- Type of House You Need
Making the Offer
Purchasing the home you’ve chosen doesn’t mean submitting an offer, they approve it, you all sign papers and you get the keys. While some home purchases can be that simple, the majority of them aren’t. Let’s look at things you should consider when sitting down at the table to submit an offer on a home.
- Contract Contingencies
When placing the offer on a home, you’ll want to add in contingencies that can allow you to back out of the sale under certain circumstances. The most common contingencies involve appraisals and inspections. After you submit the offer, the seller knows you are a serious buyer. Now, you have the option to have the house appraised and inspected by objective third parties. If the appraisal comes in at much lower than you’ve offered, you will be able to revise your offered price – as long as you’ve already added this contingency. With an inspection contingency, you’ll also be able to back out of the offer or request the seller make repairs, if the home isn’t in ideal condition or they’ve misrepresented the condition of the property.
- Comparison Shopping
It’s important to look at how much comparable homes in the neighborhood are being sold or listed for. If they are selling for much less, you may be able to offer a lesser amount for the home you wish to purchase, unless there are other aspects of this house that make it more valuable.
- Budget for After-Signing Costs
You will most likely have to pay closing costs out of pocket. Some lenders will allow you to finance the closing costs into the mortgage, but this should be discussed before you accept the right home loan for your needs. You may also need to make repairs or upgrades to the home before moving in. Moving costs may include hiring a moving company or renting a truck and helpers. If you max out your budget on buying the home, you may struggle to pay for these things once the home is yours.
- Homeowners Insurance
It’s important to choose the right homeowners insurance for your new home. It should be protected in case of severe weather your area is prone to, accidental damage, fire and more. The insurance should be enough to cover the cost of the home’s value as well as the contents of your home. Your homeowners’ insurance and property taxes are usually incorporated into your mortgage payment and are paid through an escrow service.
Ready to Own Your Own Home?
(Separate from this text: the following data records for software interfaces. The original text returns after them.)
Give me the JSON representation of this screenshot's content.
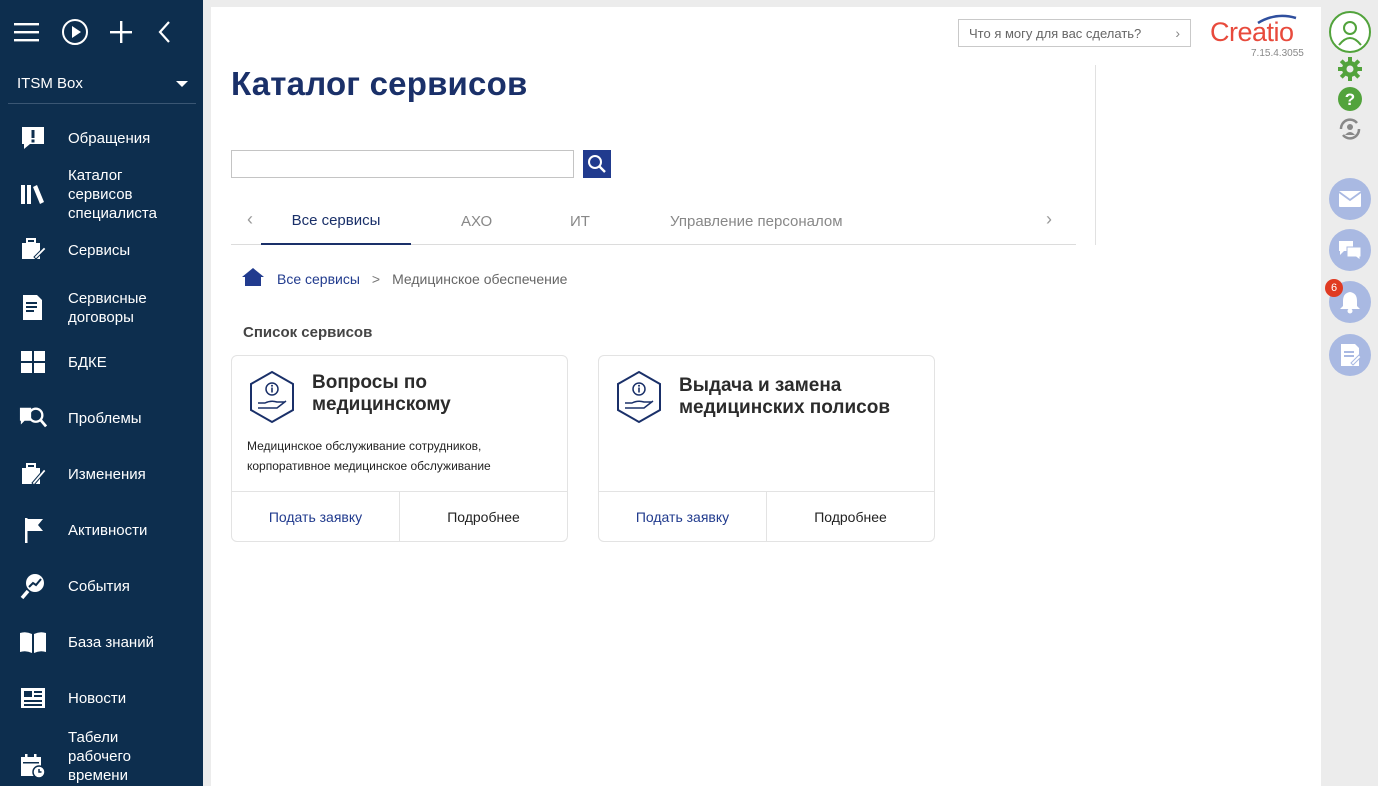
{
  "topbar": {
    "menu_icon": "hamburger-icon",
    "run_icon": "play-icon",
    "add_icon": "plus-icon",
    "collapse_icon": "chevron-left-icon"
  },
  "workspace": {
    "label": "ITSM Box"
  },
  "nav": [
    {
      "label": "Обращения",
      "icon": "exclamation-chat-icon"
    },
    {
      "label": "Каталог\nсервисов\nспециалиста",
      "icon": "books-icon"
    },
    {
      "label": "Сервисы",
      "icon": "service-icon"
    },
    {
      "label": "Сервисные\nдоговоры",
      "icon": "contract-icon"
    },
    {
      "label": "БДКЕ",
      "icon": "cmdb-icon"
    },
    {
      "label": "Проблемы",
      "icon": "problem-search-icon"
    },
    {
      "label": "Изменения",
      "icon": "change-icon"
    },
    {
      "label": "Активности",
      "icon": "flag-icon"
    },
    {
      "label": "События",
      "icon": "events-icon"
    },
    {
      "label": "База знаний",
      "icon": "book-icon"
    },
    {
      "label": "Новости",
      "icon": "news-icon"
    },
    {
      "label": "Табели\nрабочего\nвремени",
      "icon": "calendar-icon"
    }
  ],
  "header": {
    "title": "Каталог сервисов",
    "command_placeholder": "Что я могу для вас сделать?",
    "logo_text": "Creatio",
    "version": "7.15.4.3055"
  },
  "search": {
    "value": "",
    "button_icon": "search-icon"
  },
  "tabs": [
    "Все сервисы",
    "АХО",
    "ИТ",
    "Управление персоналом"
  ],
  "active_tab": "Все сервисы",
  "breadcrumb": {
    "home_icon": "home-icon",
    "root": "Все сервисы",
    "separator": ">",
    "current": "Медицинское обеспечение"
  },
  "section_title": "Список сервисов",
  "cards": [
    {
      "title": "Вопросы по медицинскому обеспечению",
      "description": "Медицинское обслуживание сотрудников, корпоративное медицинское обслуживание",
      "primary_action": "Подать заявку",
      "secondary_action": "Подробнее",
      "icon": "info-hand-icon"
    },
    {
      "title": "Выдача и замена медицинских полисов",
      "description": "",
      "primary_action": "Подать заявку",
      "secondary_action": "Подробнее",
      "icon": "info-hand-icon"
    }
  ],
  "rail": {
    "notification_count": "6",
    "items": [
      "profile-icon",
      "settings-icon",
      "help-icon",
      "sync-icon",
      "email-icon",
      "chat-icon",
      "bell-icon",
      "feed-icon"
    ]
  },
  "colors": {
    "nav_bg": "#0d2e4e",
    "accent": "#1a3069",
    "search_btn": "#213b8e",
    "logo": "#e84a3c",
    "green": "#52a33c",
    "rail_soft": "#a9b9e2"
  }
}
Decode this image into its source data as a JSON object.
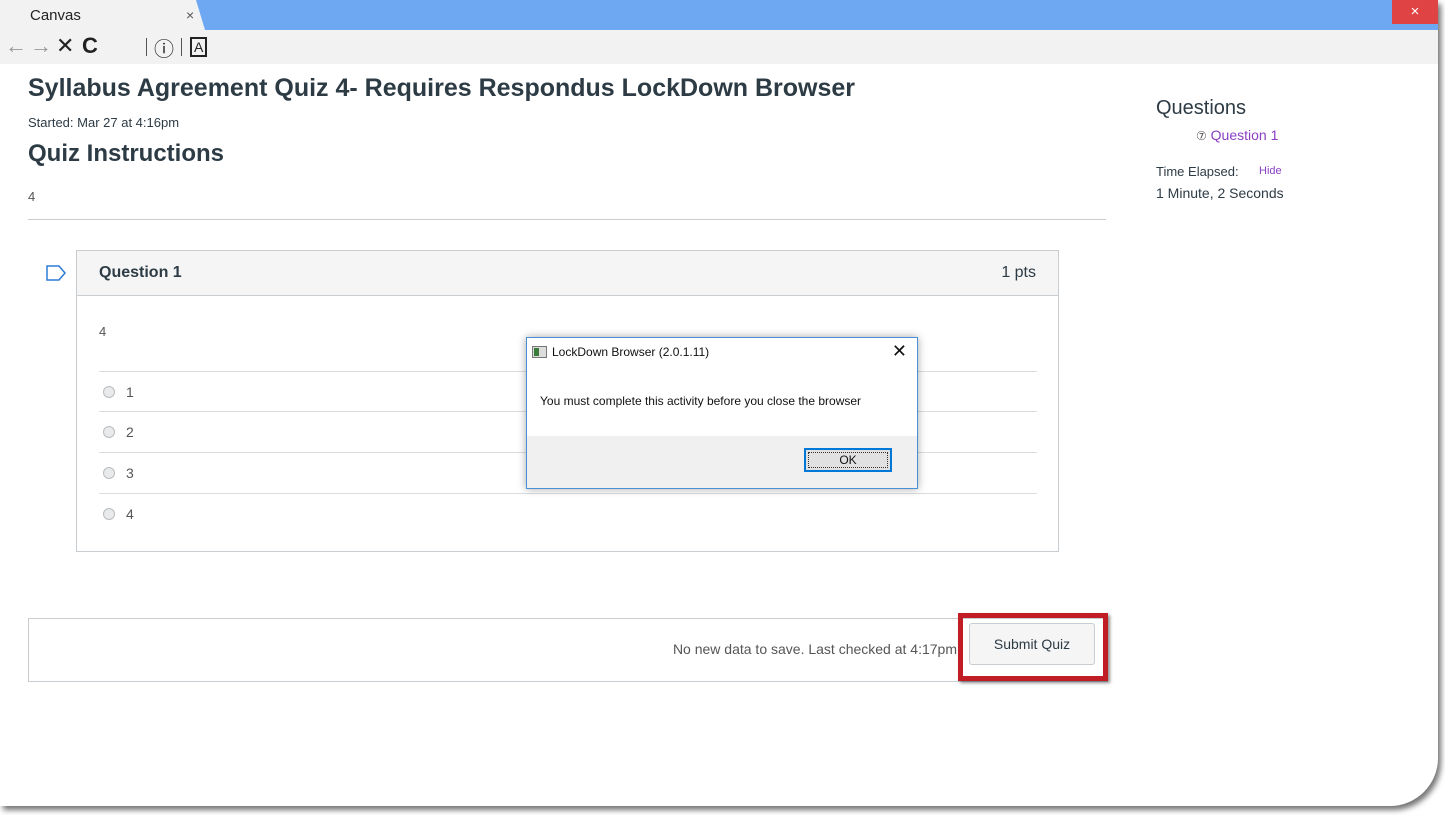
{
  "browser": {
    "tab_title": "Canvas",
    "tab_close": "×",
    "window_close": "×",
    "toolbar": {
      "back_icon": "←",
      "forward_icon": "→",
      "stop_icon": "✕",
      "reload_icon": "C",
      "info_icon": "ⓘ",
      "reader_icon": "A"
    }
  },
  "quiz": {
    "title": "Syllabus Agreement Quiz 4- Requires Respondus LockDown Browser",
    "started": "Started: Mar 27 at 4:16pm",
    "instructions_heading": "Quiz Instructions",
    "instructions_body": "4"
  },
  "question": {
    "name": "Question 1",
    "points": "1 pts",
    "text": "4",
    "answers": [
      "1",
      "2",
      "3",
      "4"
    ]
  },
  "footer": {
    "save_status": "No new data to save. Last checked at 4:17pm",
    "submit_label": "Submit Quiz"
  },
  "sidebar": {
    "title": "Questions",
    "question_link": "Question 1",
    "question_icon": "⑦",
    "time_label": "Time Elapsed:",
    "hide_label": "Hide",
    "time_value": "1 Minute, 2 Seconds"
  },
  "dialog": {
    "title": "LockDown Browser (2.0.1.11)",
    "close": "✕",
    "message": "You must complete this activity before you close the browser",
    "ok_label": "OK"
  },
  "colors": {
    "accent_link": "#8a3fc4",
    "highlight_border": "#c01e24",
    "tabbar": "#6fa8f2",
    "window_close": "#e04343"
  }
}
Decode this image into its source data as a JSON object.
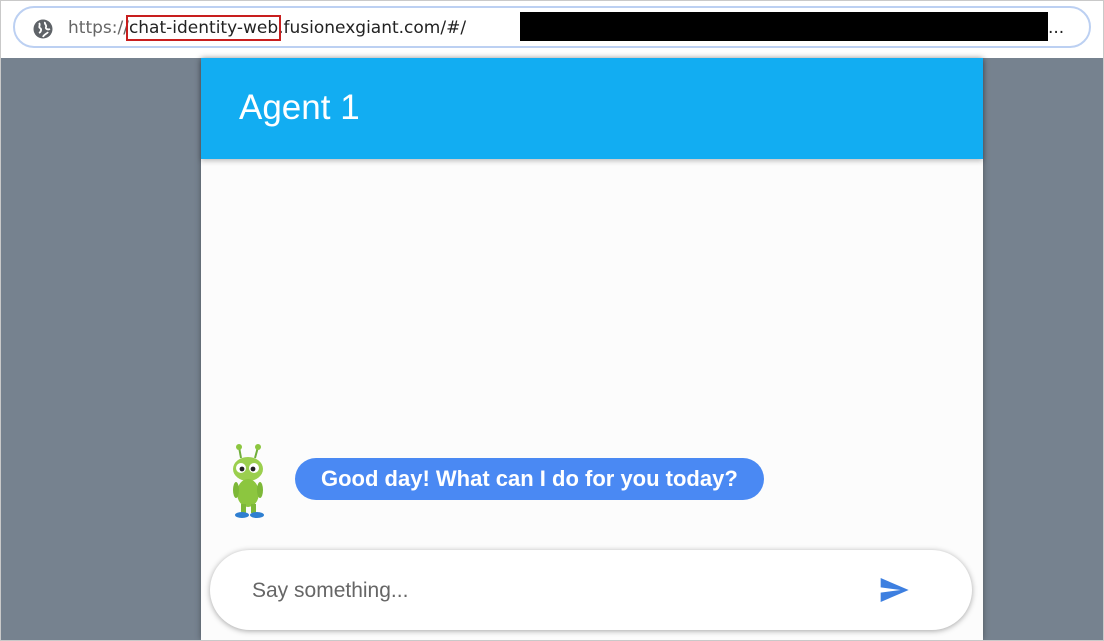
{
  "browser": {
    "url_scheme": "https://",
    "url_subdomain": "chat-identity-web",
    "url_host_rest": ".fusionexgiant.com/#/",
    "url_truncation": "..."
  },
  "chat": {
    "title": "Agent 1",
    "header_color": "#12adf2",
    "messages": [
      {
        "from": "bot",
        "text": "Good day! What can I do for you today?"
      }
    ],
    "bubble_color": "#4a89f3",
    "input": {
      "value": "",
      "placeholder": "Say something..."
    },
    "send_icon": "send-icon"
  },
  "colors": {
    "page_background": "#76828f",
    "highlight_box": "#c81e1e"
  }
}
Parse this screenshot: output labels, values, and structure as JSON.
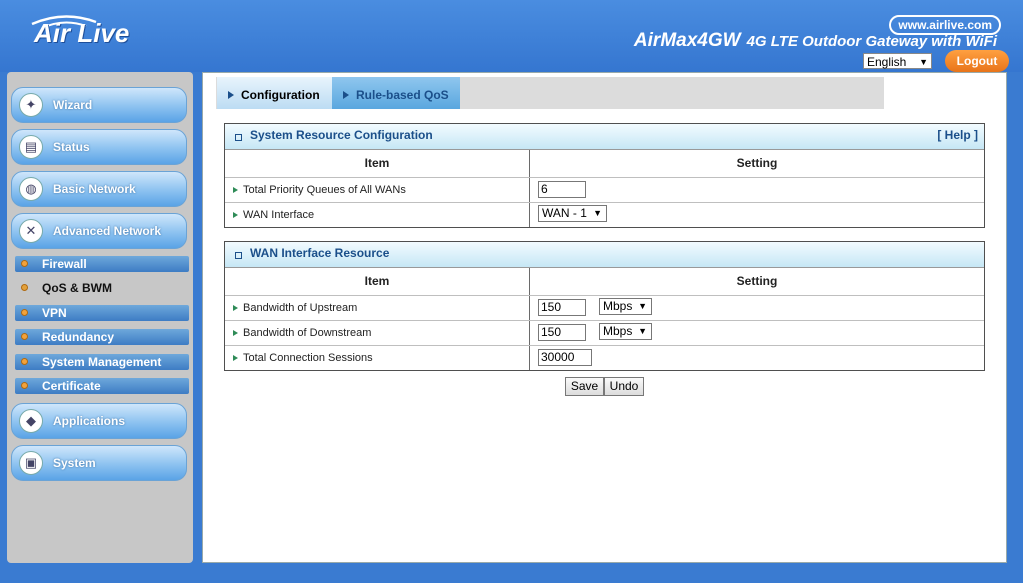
{
  "header": {
    "logo_alt": "Air Live",
    "site_url": "www.airlive.com",
    "product_model": "AirMax4GW",
    "product_desc": "4G LTE Outdoor Gateway with WiFi",
    "language": "English",
    "logout_label": "Logout"
  },
  "sidebar": {
    "main_items": [
      {
        "label": "Wizard",
        "icon": "wizard-wand-icon"
      },
      {
        "label": "Status",
        "icon": "status-chart-icon"
      },
      {
        "label": "Basic Network",
        "icon": "globe-icon"
      },
      {
        "label": "Advanced Network",
        "icon": "tools-icon"
      }
    ],
    "sub_items": [
      {
        "label": "Firewall"
      },
      {
        "label": "QoS & BWM",
        "active": true
      },
      {
        "label": "VPN"
      },
      {
        "label": "Redundancy"
      },
      {
        "label": "System Management"
      },
      {
        "label": "Certificate"
      }
    ],
    "bottom_items": [
      {
        "label": "Applications",
        "icon": "applications-icon"
      },
      {
        "label": "System",
        "icon": "system-icon"
      }
    ]
  },
  "tabs": [
    {
      "label": "Configuration",
      "active": true
    },
    {
      "label": "Rule-based QoS",
      "active": false
    }
  ],
  "system_resource": {
    "title": "System Resource Configuration",
    "help_label": "[ Help ]",
    "col_item": "Item",
    "col_setting": "Setting",
    "rows": [
      {
        "label": "Total Priority Queues of All WANs",
        "value": "6"
      },
      {
        "label": "WAN Interface",
        "value": "WAN - 1"
      }
    ]
  },
  "wan_resource": {
    "title": "WAN Interface Resource",
    "col_item": "Item",
    "col_setting": "Setting",
    "rows": [
      {
        "label": "Bandwidth of Upstream",
        "value": "150",
        "unit": "Mbps"
      },
      {
        "label": "Bandwidth of Downstream",
        "value": "150",
        "unit": "Mbps"
      },
      {
        "label": "Total Connection Sessions",
        "value": "30000"
      }
    ]
  },
  "buttons": {
    "save": "Save",
    "undo": "Undo"
  },
  "colors": {
    "background": "#3a7bd1",
    "accent_orange": "#e8741a",
    "title_blue": "#1b4f8a"
  }
}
You now know the basics of buying your first home, from saving for the down payment to making sure that home is well protected with proper homeowners insurance. Are you ready to talk to a mortgage lender to start the process of getting into your very own home? Galaxy Lending Group can offer you competitive options for your first home loan and help you through the home-buying process. Contact us to get started today!